I didn’t see Mick for about 6 months when one day he arrived in his best suit at our door. After tea and a good look round he was ready to leave and once again I offered use of our facilities, Mick said he’d think about it. About four months later Mick arrived in his work wear and asked me what I wanted doing first! I was quite taken aback and said why he hadn’t brought his own work; Mick said he’d prefer to help us first. Anyway this conversation was to be repeated for the next 16 years, only towards the end when Mick was not well did he decide to finish his cabinet and the last job was finishing the pull out section with carousel which was full of drawers and hanging sections which had a handle in the top and could be removed when working on site.
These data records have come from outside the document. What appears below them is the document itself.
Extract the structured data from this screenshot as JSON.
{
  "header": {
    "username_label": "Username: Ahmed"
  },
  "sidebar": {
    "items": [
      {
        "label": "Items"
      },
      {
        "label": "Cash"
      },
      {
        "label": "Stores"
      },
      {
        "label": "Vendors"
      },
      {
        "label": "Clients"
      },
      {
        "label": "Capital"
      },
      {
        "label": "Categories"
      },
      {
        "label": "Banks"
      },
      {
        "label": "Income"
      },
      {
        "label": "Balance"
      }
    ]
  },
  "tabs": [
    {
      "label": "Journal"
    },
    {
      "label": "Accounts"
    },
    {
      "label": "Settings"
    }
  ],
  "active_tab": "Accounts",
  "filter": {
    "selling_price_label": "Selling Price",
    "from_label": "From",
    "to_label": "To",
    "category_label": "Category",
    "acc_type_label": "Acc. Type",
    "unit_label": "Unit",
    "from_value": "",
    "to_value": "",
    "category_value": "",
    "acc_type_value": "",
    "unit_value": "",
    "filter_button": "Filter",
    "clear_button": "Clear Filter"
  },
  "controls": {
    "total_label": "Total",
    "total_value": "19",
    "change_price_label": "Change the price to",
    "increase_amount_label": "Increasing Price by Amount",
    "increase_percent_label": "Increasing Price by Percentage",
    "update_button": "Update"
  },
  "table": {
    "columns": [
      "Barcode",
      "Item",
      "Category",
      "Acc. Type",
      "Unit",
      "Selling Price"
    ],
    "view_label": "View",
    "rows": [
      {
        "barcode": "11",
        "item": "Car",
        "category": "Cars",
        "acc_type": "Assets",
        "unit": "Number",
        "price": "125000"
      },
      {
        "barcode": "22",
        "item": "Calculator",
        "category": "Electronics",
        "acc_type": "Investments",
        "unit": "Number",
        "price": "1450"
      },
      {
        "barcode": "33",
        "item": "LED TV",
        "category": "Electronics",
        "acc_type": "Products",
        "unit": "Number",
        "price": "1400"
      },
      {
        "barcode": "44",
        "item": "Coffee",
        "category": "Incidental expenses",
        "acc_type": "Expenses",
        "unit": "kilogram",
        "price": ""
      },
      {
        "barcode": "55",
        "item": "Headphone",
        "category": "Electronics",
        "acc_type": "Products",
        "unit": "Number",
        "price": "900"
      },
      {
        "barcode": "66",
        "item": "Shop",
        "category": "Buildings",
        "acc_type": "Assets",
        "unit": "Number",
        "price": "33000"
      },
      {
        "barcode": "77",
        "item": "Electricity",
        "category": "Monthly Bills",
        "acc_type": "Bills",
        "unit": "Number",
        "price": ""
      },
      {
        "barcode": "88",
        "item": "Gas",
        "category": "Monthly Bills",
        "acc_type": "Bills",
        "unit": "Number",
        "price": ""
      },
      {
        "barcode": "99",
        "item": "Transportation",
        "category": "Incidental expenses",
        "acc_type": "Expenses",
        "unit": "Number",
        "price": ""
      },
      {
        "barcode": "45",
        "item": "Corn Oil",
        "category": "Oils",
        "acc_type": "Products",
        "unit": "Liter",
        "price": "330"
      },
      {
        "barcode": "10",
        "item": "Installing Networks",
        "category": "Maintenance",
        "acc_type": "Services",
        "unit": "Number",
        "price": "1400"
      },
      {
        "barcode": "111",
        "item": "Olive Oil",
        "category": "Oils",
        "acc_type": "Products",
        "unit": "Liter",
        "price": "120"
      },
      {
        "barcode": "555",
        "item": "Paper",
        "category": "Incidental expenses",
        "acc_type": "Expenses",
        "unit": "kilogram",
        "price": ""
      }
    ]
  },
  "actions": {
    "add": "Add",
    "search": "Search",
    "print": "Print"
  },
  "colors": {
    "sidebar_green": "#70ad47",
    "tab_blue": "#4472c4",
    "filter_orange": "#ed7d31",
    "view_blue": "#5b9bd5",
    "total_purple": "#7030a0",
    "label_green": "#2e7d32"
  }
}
I supplied Mick with pieces of ebony, rosewood, and quilted ash and of course violin maple for the drawer fronts, it was spectacular when finished.
Mick kept finding things to do and useful places to make a cabinet or shelf to maximise storage, his last project was our violin/viola/cello case display cabinet which was finally finished and installed by my friend Hugo.
Mick told of his master whose name I think was Spirro, he trained at the Vatican and Mick said his training was not only woodwork but carving, gilding , drawing/painting and stone work, his apprenticeship lasted 16 years! Mick was lucky enough to train under Spirro at Cubitt’s. He also told many, many stories. One was for one of the old carpenters who worked at Cubits whose tool chest doubled as his coffin and was kept at the end of his bed.
The glazing bar dowel joint quickly became superseded by the mitred joint. However, the joint itself (and the use of a sash dowelling box to make it) is of some interest to me. It’s actually very simple, as Richard Arnold showed me.
When I have a bit of downtime, I sometimes log into my ‘webstats’, so see which posts (if any!) are considered to be popular on my blog.
Always in the top of the league was a rather ‘cobbled-together’ post about making sash and using ‘templets’ for coping the joints of your glazing bars.
Whilst at Richard Arnold’s open day the other day, I had the pleasure of seeing Richard use these sash templates and their associated planes and I will soon post a few pictures about the technique, because I think people are obviously a little confused as to how they are used.
In the meantime, however, I’d like to show a series of pics of Richard sticking glazing bars before he starts considering the joints, because there are two quite surprising things I learned from his technique. I hope you will also find them interesting.